Find and copy each line of the records where the string "JSON" shows up.

+++ DATASET RECORDS +++

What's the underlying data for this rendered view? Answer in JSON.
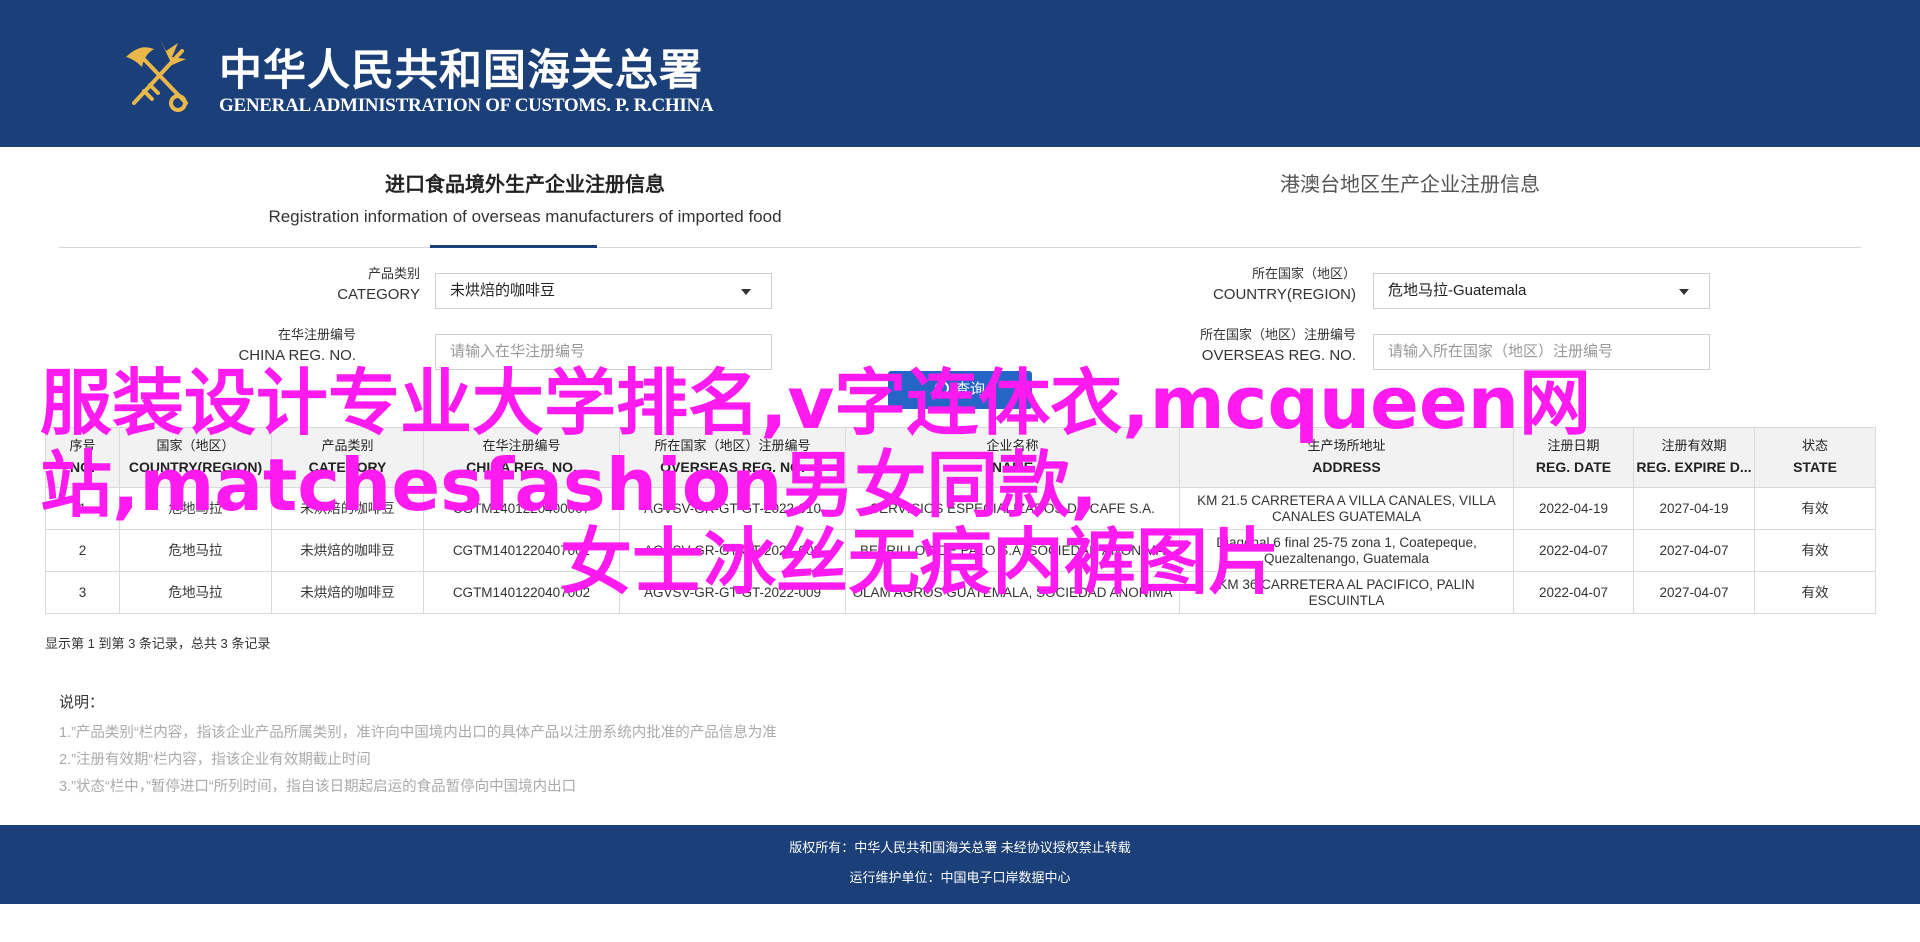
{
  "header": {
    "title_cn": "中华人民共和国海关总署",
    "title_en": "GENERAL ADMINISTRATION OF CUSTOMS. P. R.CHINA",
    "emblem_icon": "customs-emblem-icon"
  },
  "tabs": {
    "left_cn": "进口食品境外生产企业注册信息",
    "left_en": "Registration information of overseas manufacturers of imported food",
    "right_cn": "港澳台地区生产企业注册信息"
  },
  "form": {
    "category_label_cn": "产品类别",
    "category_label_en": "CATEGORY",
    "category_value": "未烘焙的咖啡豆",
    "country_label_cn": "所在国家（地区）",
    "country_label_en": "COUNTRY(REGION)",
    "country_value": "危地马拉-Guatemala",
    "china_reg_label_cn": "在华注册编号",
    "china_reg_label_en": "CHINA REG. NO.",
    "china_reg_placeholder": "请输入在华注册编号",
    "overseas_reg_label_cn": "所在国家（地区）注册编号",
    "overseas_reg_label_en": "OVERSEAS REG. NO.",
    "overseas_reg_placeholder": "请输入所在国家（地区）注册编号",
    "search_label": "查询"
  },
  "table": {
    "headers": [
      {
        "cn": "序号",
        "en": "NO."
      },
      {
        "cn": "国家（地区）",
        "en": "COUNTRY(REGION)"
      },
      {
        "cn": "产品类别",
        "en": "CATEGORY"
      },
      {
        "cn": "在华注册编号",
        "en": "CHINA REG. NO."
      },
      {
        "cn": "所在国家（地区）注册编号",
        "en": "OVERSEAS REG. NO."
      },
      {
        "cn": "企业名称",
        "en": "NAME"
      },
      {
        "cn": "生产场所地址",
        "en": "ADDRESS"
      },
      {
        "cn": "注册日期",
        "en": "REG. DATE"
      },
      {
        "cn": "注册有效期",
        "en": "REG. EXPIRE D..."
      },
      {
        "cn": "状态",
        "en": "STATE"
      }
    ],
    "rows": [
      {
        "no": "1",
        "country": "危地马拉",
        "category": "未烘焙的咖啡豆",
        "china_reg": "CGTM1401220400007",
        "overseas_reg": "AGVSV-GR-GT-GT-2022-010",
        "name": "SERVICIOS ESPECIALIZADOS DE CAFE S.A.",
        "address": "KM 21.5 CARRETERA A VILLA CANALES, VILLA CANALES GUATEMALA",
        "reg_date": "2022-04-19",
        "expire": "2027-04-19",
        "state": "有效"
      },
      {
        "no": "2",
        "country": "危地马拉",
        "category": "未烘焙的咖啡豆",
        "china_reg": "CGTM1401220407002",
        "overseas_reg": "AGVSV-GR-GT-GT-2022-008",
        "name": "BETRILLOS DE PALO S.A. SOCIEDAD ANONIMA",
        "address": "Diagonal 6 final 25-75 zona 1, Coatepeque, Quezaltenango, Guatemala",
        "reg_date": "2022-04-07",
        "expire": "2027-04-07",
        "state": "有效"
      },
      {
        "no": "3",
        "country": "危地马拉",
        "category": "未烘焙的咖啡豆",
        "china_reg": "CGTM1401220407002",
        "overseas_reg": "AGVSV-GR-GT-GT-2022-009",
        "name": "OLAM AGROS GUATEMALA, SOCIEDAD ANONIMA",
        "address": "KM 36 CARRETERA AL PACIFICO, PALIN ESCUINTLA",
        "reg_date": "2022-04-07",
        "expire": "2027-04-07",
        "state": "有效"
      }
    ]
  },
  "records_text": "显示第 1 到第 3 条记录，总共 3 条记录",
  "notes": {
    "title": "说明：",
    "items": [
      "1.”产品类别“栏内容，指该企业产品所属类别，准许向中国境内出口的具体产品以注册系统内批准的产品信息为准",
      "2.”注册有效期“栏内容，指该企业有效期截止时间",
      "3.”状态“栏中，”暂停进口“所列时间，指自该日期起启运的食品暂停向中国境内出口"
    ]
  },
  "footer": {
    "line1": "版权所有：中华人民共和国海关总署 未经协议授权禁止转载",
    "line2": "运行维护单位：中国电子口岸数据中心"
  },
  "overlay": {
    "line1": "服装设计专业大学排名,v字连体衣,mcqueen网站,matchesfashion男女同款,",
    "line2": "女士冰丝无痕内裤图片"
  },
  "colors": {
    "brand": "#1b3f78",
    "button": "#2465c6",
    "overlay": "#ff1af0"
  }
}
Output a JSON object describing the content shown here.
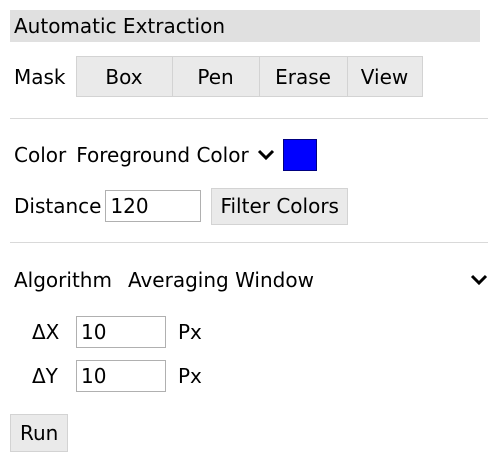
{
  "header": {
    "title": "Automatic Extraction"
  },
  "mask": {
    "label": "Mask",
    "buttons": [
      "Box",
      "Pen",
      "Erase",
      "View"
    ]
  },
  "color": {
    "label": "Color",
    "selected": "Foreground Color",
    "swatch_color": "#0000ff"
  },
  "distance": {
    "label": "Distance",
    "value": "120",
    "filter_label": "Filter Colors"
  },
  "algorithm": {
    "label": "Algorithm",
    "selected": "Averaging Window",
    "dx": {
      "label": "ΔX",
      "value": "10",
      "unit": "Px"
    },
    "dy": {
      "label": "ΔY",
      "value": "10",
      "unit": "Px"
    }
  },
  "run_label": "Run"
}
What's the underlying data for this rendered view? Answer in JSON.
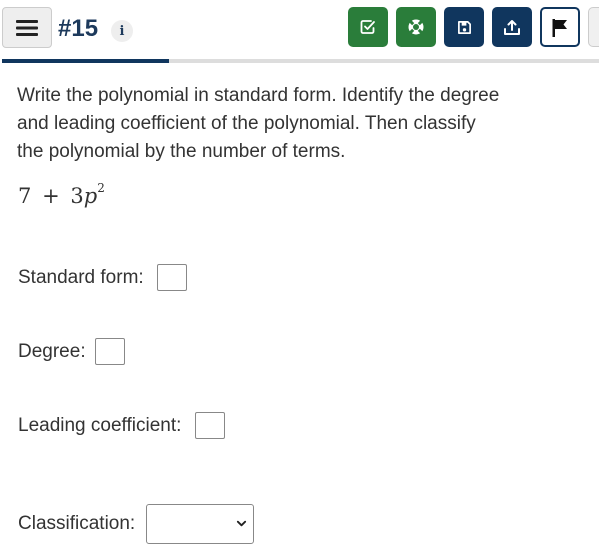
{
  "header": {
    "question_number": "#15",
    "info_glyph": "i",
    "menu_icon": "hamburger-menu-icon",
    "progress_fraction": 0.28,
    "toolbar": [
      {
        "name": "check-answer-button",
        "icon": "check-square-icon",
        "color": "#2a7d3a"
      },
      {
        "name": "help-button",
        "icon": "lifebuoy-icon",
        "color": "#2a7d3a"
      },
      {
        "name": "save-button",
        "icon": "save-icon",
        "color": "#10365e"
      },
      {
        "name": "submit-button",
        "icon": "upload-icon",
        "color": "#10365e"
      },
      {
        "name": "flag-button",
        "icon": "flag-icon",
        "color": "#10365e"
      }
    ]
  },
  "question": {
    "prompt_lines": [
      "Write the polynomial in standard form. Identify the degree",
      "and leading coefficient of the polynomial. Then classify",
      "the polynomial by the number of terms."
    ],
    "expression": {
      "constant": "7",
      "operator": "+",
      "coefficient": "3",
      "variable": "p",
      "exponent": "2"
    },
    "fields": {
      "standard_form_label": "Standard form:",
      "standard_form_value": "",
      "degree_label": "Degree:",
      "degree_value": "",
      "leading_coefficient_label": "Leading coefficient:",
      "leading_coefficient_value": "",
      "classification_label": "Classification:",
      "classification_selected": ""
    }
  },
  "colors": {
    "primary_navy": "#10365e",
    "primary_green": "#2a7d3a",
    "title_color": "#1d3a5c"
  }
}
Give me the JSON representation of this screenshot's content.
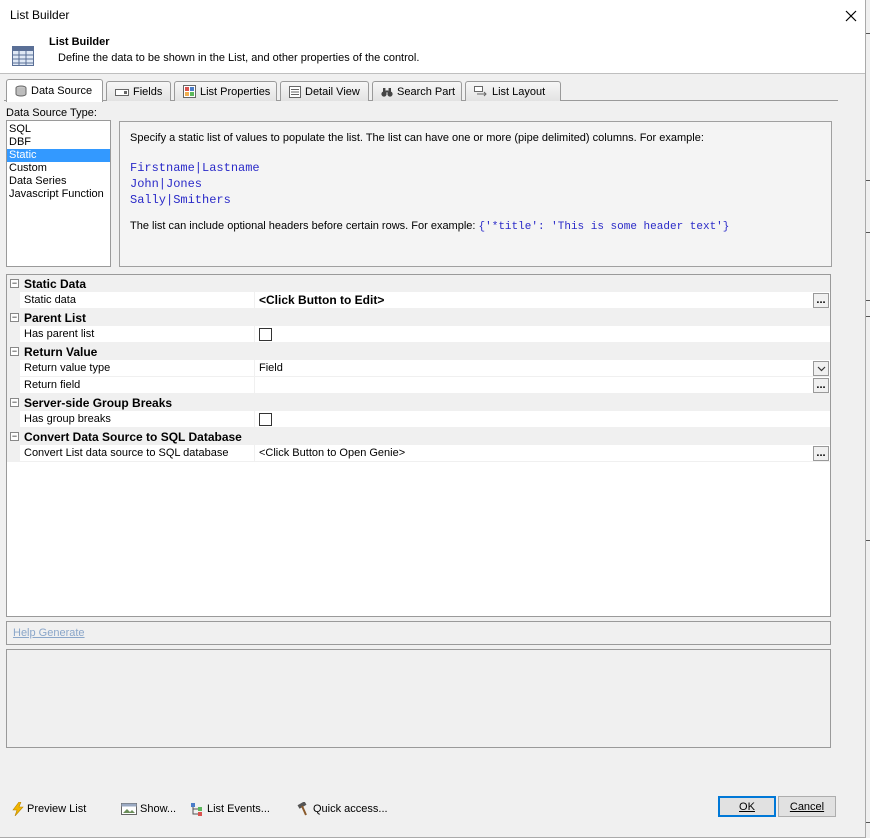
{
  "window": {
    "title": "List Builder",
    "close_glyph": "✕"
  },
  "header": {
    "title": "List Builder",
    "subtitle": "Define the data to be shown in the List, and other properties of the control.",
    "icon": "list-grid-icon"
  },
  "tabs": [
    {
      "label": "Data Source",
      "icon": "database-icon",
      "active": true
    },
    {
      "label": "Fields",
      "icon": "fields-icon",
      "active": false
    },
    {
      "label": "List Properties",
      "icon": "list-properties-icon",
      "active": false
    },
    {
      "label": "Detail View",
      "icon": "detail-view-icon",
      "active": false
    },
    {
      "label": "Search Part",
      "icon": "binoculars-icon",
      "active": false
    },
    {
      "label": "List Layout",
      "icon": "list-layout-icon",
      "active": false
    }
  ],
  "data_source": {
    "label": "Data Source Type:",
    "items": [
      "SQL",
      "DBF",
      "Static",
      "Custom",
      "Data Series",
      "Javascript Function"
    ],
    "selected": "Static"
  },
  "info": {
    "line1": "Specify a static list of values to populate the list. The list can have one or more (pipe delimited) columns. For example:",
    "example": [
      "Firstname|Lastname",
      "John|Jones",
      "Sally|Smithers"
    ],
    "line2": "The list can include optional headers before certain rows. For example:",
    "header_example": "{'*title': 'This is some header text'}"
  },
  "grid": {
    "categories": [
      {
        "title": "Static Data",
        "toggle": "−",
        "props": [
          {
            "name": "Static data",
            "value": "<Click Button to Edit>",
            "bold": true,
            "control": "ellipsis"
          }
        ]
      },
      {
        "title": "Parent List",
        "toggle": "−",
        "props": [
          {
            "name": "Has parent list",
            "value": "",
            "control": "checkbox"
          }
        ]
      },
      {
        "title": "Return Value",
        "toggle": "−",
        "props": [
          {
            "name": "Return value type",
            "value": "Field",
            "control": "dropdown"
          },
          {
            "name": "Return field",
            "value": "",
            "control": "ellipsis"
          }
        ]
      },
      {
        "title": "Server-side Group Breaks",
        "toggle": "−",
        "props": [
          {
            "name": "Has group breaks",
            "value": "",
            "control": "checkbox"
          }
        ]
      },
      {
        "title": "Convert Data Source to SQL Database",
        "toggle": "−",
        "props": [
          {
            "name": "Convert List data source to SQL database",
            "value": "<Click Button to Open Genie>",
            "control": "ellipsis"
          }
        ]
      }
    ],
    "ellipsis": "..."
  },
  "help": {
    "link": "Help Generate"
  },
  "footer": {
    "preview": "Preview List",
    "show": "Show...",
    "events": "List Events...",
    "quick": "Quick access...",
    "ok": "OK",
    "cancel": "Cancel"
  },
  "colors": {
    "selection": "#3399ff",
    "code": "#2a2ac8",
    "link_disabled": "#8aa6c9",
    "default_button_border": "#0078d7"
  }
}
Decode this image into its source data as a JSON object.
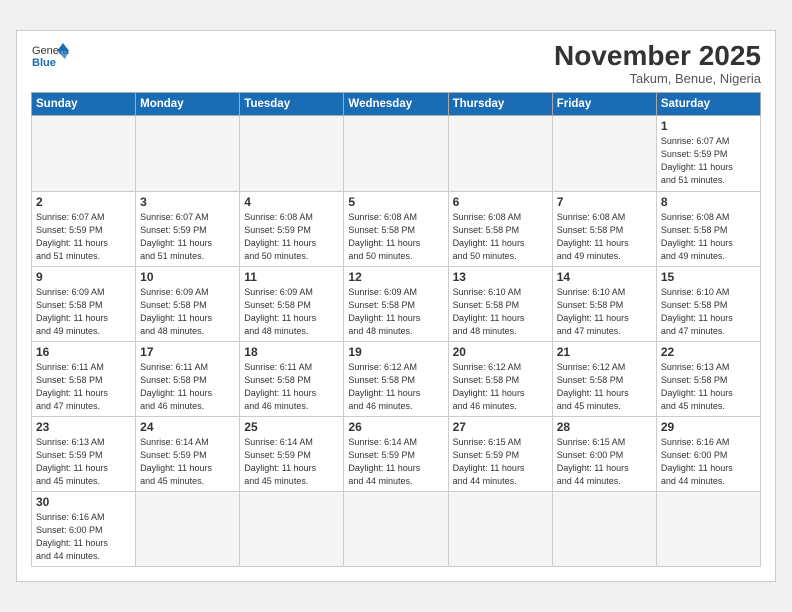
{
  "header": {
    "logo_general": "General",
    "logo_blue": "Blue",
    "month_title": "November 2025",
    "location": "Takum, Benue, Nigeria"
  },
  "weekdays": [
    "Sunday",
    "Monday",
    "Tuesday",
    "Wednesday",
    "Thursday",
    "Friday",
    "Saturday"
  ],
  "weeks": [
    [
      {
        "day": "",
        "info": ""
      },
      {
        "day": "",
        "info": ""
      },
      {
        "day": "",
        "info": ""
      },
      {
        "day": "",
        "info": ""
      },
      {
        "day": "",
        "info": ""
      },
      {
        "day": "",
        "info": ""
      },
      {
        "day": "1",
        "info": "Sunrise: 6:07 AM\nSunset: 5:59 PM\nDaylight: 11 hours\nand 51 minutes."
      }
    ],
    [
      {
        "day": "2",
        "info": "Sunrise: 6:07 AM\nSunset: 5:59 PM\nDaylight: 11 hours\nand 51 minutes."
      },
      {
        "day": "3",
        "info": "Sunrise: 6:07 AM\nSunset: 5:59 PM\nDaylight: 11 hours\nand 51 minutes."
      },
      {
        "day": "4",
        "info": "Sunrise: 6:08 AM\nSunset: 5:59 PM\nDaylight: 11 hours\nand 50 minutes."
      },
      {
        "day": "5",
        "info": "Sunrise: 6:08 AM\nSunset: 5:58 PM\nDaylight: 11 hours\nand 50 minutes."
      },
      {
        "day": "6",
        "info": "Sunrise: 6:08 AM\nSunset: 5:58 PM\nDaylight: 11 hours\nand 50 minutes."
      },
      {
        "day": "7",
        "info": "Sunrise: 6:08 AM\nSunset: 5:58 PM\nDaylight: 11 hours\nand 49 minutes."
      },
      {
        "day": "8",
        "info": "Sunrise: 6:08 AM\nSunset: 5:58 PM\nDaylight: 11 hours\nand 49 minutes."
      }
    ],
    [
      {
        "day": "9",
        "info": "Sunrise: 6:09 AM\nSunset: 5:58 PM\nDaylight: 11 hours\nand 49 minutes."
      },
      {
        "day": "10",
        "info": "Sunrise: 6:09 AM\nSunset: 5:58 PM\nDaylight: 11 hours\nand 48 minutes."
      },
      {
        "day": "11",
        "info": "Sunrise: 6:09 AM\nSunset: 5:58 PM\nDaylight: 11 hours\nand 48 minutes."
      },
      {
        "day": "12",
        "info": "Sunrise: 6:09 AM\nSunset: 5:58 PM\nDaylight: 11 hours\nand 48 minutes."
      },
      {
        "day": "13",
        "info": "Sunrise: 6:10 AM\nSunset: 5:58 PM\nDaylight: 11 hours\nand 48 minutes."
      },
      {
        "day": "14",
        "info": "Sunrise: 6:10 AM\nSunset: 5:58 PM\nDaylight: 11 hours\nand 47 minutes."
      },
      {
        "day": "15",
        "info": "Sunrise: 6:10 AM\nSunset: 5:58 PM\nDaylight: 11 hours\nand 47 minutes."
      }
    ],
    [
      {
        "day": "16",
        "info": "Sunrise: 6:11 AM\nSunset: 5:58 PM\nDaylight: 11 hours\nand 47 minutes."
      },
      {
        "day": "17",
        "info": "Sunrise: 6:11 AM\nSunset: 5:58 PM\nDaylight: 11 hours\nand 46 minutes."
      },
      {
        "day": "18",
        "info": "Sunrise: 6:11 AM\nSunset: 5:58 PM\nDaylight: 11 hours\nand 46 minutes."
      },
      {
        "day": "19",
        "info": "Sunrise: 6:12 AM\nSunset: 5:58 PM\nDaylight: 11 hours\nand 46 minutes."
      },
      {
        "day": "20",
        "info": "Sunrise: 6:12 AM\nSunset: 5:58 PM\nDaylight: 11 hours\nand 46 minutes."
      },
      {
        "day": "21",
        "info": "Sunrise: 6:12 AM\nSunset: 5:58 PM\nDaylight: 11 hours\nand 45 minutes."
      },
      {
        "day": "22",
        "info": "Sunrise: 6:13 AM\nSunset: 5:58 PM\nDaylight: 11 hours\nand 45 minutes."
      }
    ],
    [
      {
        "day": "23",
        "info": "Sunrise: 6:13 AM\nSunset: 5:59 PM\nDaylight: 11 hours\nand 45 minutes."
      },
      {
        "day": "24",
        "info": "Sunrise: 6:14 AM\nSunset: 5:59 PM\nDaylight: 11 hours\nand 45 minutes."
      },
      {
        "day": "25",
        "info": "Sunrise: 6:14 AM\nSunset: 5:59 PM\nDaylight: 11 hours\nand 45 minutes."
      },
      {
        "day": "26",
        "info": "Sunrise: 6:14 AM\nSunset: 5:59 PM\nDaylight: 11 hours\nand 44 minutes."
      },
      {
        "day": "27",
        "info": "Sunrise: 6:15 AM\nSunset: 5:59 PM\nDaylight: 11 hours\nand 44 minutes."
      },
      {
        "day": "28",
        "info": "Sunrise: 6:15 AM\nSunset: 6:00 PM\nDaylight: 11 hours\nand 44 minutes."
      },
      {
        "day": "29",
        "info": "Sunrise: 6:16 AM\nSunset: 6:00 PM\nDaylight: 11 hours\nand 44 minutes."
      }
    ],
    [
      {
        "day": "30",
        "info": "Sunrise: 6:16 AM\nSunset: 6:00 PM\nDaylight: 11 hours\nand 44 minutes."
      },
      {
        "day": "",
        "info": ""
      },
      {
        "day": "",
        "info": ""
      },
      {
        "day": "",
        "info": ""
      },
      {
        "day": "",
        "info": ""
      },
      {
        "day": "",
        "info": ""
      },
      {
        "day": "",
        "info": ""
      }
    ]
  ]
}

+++

▶ [SOLUTION TO THIS TASK]
What's the underlying data for this rendered view? Answer in JSON.
Output a JSON object describing the content shown here.
What's the underlying data for this rendered view? Answer in JSON.
Give me the JSON representation of this screenshot's content.
Decode this image into its source data as a JSON object.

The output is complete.